Hunting for and engaging with the right partners has become a serious business for those who engage in sustainable development. The Millennium Development Goal 8 calls for the international community and the private sector to “DEVELOP A GLOBAL PARTNERSHIP FOR DEVELOPMENT” to achieve six key targets by 2015.
The UN reports have yet to provide a clear overview of the progress made and for many of us directly involved in the business of creating credible partnerships the daily routine oscillates between excitement and frustration.
Shortlisted for another call for another big international fund … the excitement will be soon be replaced by the boredom of filling up unrealistic monitoring and evaluation frameworks and the rush to identify suitable local partners.
The art of making a square out of a circle begins.
Frantic calls and strings of emails will follow to set up anything but straightforward agreements with accountable, understanding, smart, responsive and trustworthy partners. We urge partners to be able to have a holistic and integrated cross-sectoral approach (something that it is often not even possible in our own countries) to fill the gaps and build bridges.
BUT these same partners need to be from marginalised groups, be in need, ideally survivors from natural or manmade catastrophes, and yes, it’s even better if they are female!
Basically we need the suitable partners to tick the boxes of our call without considering that discriminated and marginalised groups aren’t always able to perform the often unrealistic tasks of our terms of references; whereas responsible and responsive partners often do not need international cooperation aid.
The reality is that beyond the ‘politically correct discourse’ we are often squashed between donors’ agendas and ‘cooperation trends’ and it is hard to be honest and realistic when choosing projects’ priorities, outputs and partners.
I see this happening daily, in calls for proposals and in progress and final reports: we seem to fall into the same trap.

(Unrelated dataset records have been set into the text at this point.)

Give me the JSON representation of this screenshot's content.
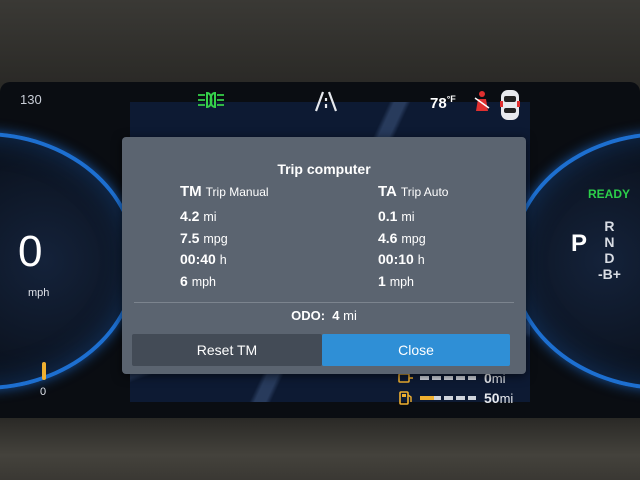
{
  "header": {
    "speed_limit": "130",
    "temperature": "78",
    "temp_unit": "°F"
  },
  "speedometer": {
    "speed": "0",
    "unit": "mph",
    "fuel_zero": "0"
  },
  "drive": {
    "ready": "READY",
    "current_gear": "P",
    "gears": [
      "R",
      "N",
      "D",
      "-B+"
    ]
  },
  "range": {
    "row1": {
      "value": "0",
      "unit": "mi"
    },
    "row2": {
      "value": "50",
      "unit": "mi"
    }
  },
  "dialog": {
    "title": "Trip computer",
    "trip_manual": {
      "code": "TM",
      "label": "Trip Manual",
      "distance": {
        "value": "4.2",
        "unit": "mi"
      },
      "economy": {
        "value": "7.5",
        "unit": "mpg"
      },
      "time": {
        "value": "00:40",
        "unit": "h"
      },
      "speed": {
        "value": "6",
        "unit": "mph"
      }
    },
    "trip_auto": {
      "code": "TA",
      "label": "Trip Auto",
      "distance": {
        "value": "0.1",
        "unit": "mi"
      },
      "economy": {
        "value": "4.6",
        "unit": "mpg"
      },
      "time": {
        "value": "00:10",
        "unit": "h"
      },
      "speed": {
        "value": "1",
        "unit": "mph"
      }
    },
    "odo": {
      "label": "ODO:",
      "value": "4",
      "unit": "mi"
    },
    "buttons": {
      "reset": "Reset TM",
      "close": "Close"
    }
  },
  "colors": {
    "accent_blue": "#2f8fd6",
    "ready_green": "#2ccf4a",
    "warning_red": "#e03030",
    "light_green": "#35d04a",
    "fuel_amber": "#f0b030"
  }
}
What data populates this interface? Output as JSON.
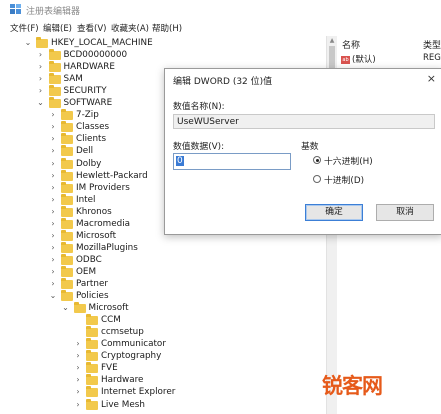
{
  "window": {
    "title": "注册表编辑器"
  },
  "menu": [
    "文件(F)",
    "编辑(E)",
    "查看(V)",
    "收藏夹(A)",
    "帮助(H)"
  ],
  "tree": [
    {
      "label": "HKEY_LOCAL_MACHINE",
      "expanded": true,
      "level": 0
    },
    {
      "label": "BCD00000000",
      "expanded": false,
      "level": 1
    },
    {
      "label": "HARDWARE",
      "expanded": false,
      "level": 1
    },
    {
      "label": "SAM",
      "expanded": false,
      "level": 1
    },
    {
      "label": "SECURITY",
      "expanded": false,
      "level": 1
    },
    {
      "label": "SOFTWARE",
      "expanded": true,
      "level": 1
    },
    {
      "label": "7-Zip",
      "expanded": false,
      "level": 2
    },
    {
      "label": "Classes",
      "expanded": false,
      "level": 2
    },
    {
      "label": "Clients",
      "expanded": false,
      "level": 2
    },
    {
      "label": "Dell",
      "expanded": false,
      "level": 2
    },
    {
      "label": "Dolby",
      "expanded": false,
      "level": 2
    },
    {
      "label": "Hewlett-Packard",
      "expanded": false,
      "level": 2
    },
    {
      "label": "IM Providers",
      "expanded": false,
      "level": 2
    },
    {
      "label": "Intel",
      "expanded": false,
      "level": 2
    },
    {
      "label": "Khronos",
      "expanded": false,
      "level": 2
    },
    {
      "label": "Macromedia",
      "expanded": false,
      "level": 2
    },
    {
      "label": "Microsoft",
      "expanded": false,
      "level": 2
    },
    {
      "label": "MozillaPlugins",
      "expanded": false,
      "level": 2
    },
    {
      "label": "ODBC",
      "expanded": false,
      "level": 2
    },
    {
      "label": "OEM",
      "expanded": false,
      "level": 2
    },
    {
      "label": "Partner",
      "expanded": false,
      "level": 2
    },
    {
      "label": "Policies",
      "expanded": true,
      "level": 2
    },
    {
      "label": "Microsoft",
      "expanded": true,
      "level": 3
    },
    {
      "label": "CCM",
      "expanded": null,
      "level": 4
    },
    {
      "label": "ccmsetup",
      "expanded": null,
      "level": 4
    },
    {
      "label": "Communicator",
      "expanded": false,
      "level": 4
    },
    {
      "label": "Cryptography",
      "expanded": false,
      "level": 4
    },
    {
      "label": "FVE",
      "expanded": false,
      "level": 4
    },
    {
      "label": "Hardware",
      "expanded": false,
      "level": 4
    },
    {
      "label": "Internet Explorer",
      "expanded": false,
      "level": 4
    },
    {
      "label": "Live Mesh",
      "expanded": false,
      "level": 4
    }
  ],
  "right_pane": {
    "columns": [
      "名称",
      "类型"
    ],
    "rows": [
      {
        "name": "(默认)",
        "type": "REG"
      }
    ]
  },
  "dialog": {
    "title": "编辑 DWORD (32 位)值",
    "close": "×",
    "name_label": "数值名称(N):",
    "name_value": "UseWUServer",
    "data_label": "数值数据(V):",
    "data_value": "0",
    "base_label": "基数",
    "hex_label": "十六进制(H)",
    "dec_label": "十进制(D)",
    "hex_selected": true,
    "ok": "确定",
    "cancel": "取消"
  },
  "watermark": "锐客网",
  "colors": {
    "folder": "#f2c94c",
    "accent": "#3a7bd5",
    "watermark": "#e65a1a"
  }
}
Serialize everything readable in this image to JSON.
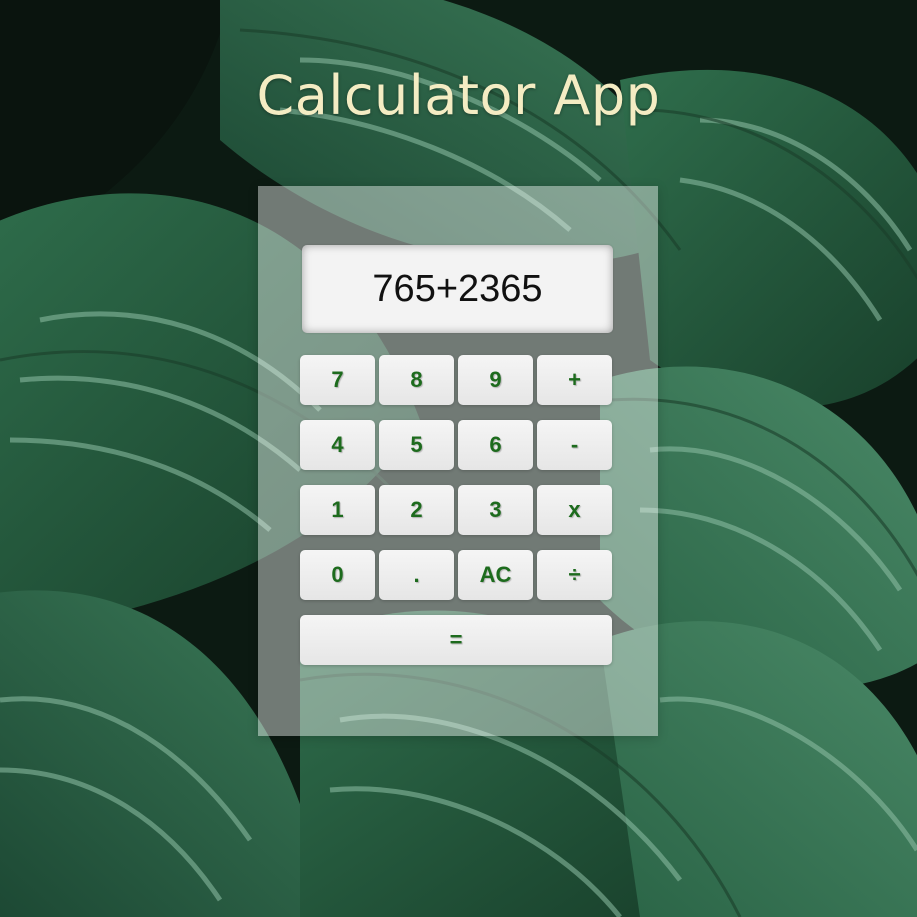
{
  "title": "Calculator App",
  "display": {
    "value": "765+2365"
  },
  "keys": {
    "row1": [
      "7",
      "8",
      "9",
      "+"
    ],
    "row2": [
      "4",
      "5",
      "6",
      "-"
    ],
    "row3": [
      "1",
      "2",
      "3",
      "x"
    ],
    "row4": [
      "0",
      ".",
      "AC",
      "÷"
    ],
    "equals": "="
  },
  "colors": {
    "title": "#f4ecc3",
    "key_text": "#1d6b1d",
    "panel": "rgba(255,255,255,0.42)",
    "leaf_dark": "#173d29",
    "leaf_mid": "#2e6b4a",
    "leaf_light": "#8fc0a6"
  }
}
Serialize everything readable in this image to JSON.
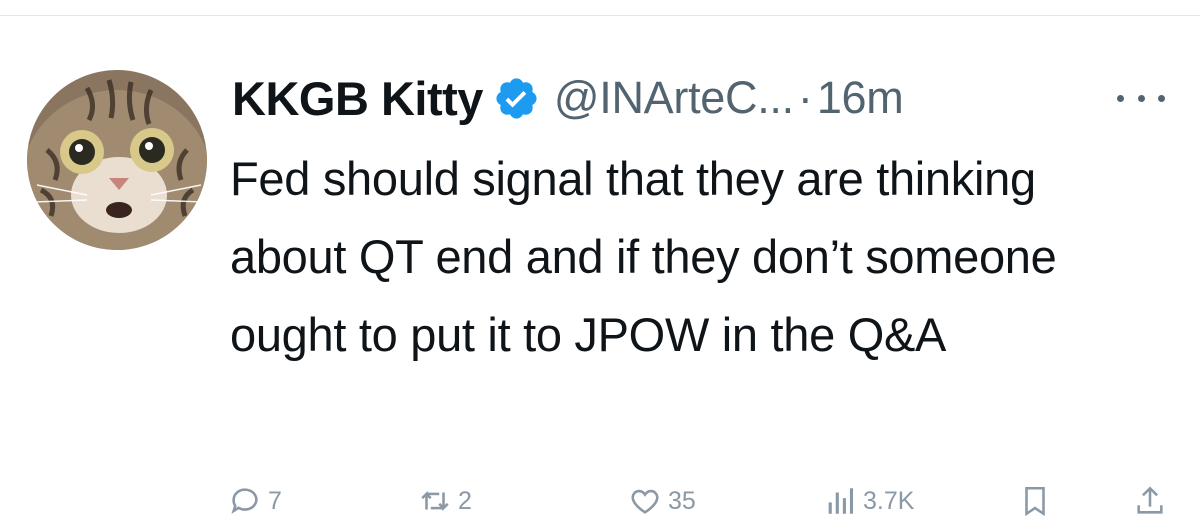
{
  "tweet": {
    "display_name": "KKGB Kitty",
    "handle": "@INArteC...",
    "separator": "·",
    "timestamp": "16m",
    "verified": true,
    "text": "Fed should signal that they are thinking about QT end and if they don’t someone ought to put it to JPOW in the Q&A"
  },
  "actions": {
    "replies": "7",
    "retweets": "2",
    "likes": "35",
    "views": "3.7K"
  },
  "icons": {
    "more": "more-horizontal-icon",
    "verified": "verified-badge-icon",
    "reply": "reply-icon",
    "retweet": "retweet-icon",
    "like": "heart-icon",
    "views": "views-icon",
    "bookmark": "bookmark-icon",
    "share": "share-icon"
  },
  "colors": {
    "verified_badge": "#1d9bf0",
    "text_primary": "#0f1419",
    "text_secondary": "#536471",
    "action_icons": "#8b98a5"
  }
}
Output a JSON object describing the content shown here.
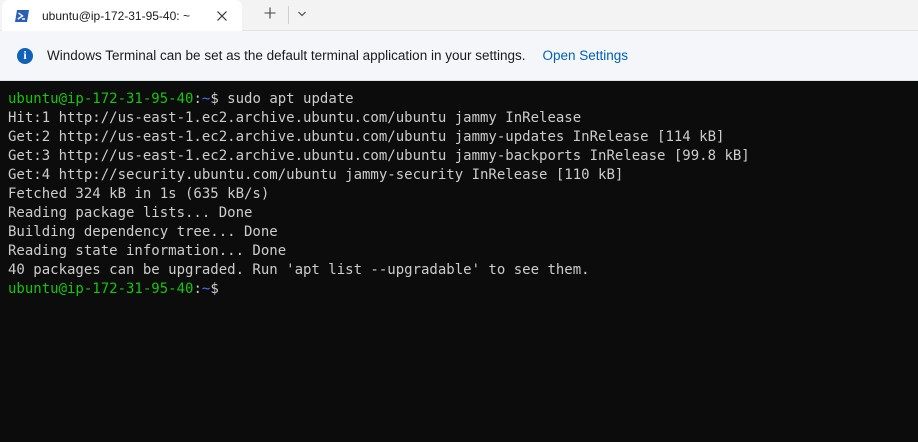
{
  "tab": {
    "title": "ubuntu@ip-172-31-95-40: ~"
  },
  "infobar": {
    "message": "Windows Terminal can be set as the default terminal application in your settings.",
    "link_label": "Open Settings"
  },
  "colors": {
    "prompt_user": "#16c60c",
    "prompt_path": "#3b78ff",
    "terminal_bg": "#0c0c0c",
    "terminal_fg": "#cccccc",
    "link": "#005fb8"
  },
  "terminal": {
    "prompt_user_host": "ubuntu@ip-172-31-95-40",
    "prompt_colon": ":",
    "prompt_path": "~",
    "prompt_symbol": "$",
    "command": " sudo apt update",
    "output": [
      "Hit:1 http://us-east-1.ec2.archive.ubuntu.com/ubuntu jammy InRelease",
      "Get:2 http://us-east-1.ec2.archive.ubuntu.com/ubuntu jammy-updates InRelease [114 kB]",
      "Get:3 http://us-east-1.ec2.archive.ubuntu.com/ubuntu jammy-backports InRelease [99.8 kB]",
      "Get:4 http://security.ubuntu.com/ubuntu jammy-security InRelease [110 kB]",
      "Fetched 324 kB in 1s (635 kB/s)",
      "Reading package lists... Done",
      "Building dependency tree... Done",
      "Reading state information... Done",
      "40 packages can be upgraded. Run 'apt list --upgradable' to see them."
    ]
  }
}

We tend to speak about success stories and are oblivious to the incredible amount of time spent managing the partnerships — the time spent ironing out misunderstandings, editing or rewriting reports, getting subcontracts approved and getting money transferred to ‘financially unsafe places’… not to mention the nightmares of the digital divide, power cuts, political unrest, etc. etc. etc.
The reality is that there is often a huge gap between what our projects aim for, what we request from partners, what partners want to get out of it, the deadlines and the reality on the ground.
We are taught by first hand experience that partnership building boils down to relationships between individuals, and that key ingredients of any relationships are TRUST, TIME and EQUITY. So why not admit that this is a very sensitive and lengthy process?
Why not admit that the ‘do ut des’ rule applies universally and it works better than ‘take it or leave it’? Too often partners don’t have a choice but to accept unrealistic deadlines and workplans …. and be grateful for it!
It is our duty to bear in mind who our partners are and who we are. Let’s get out of our comfort zone, let’s stop talking about success stories, let’s stop involving the usual suspects … it might take us longer, we might fail… but we might also learn something new…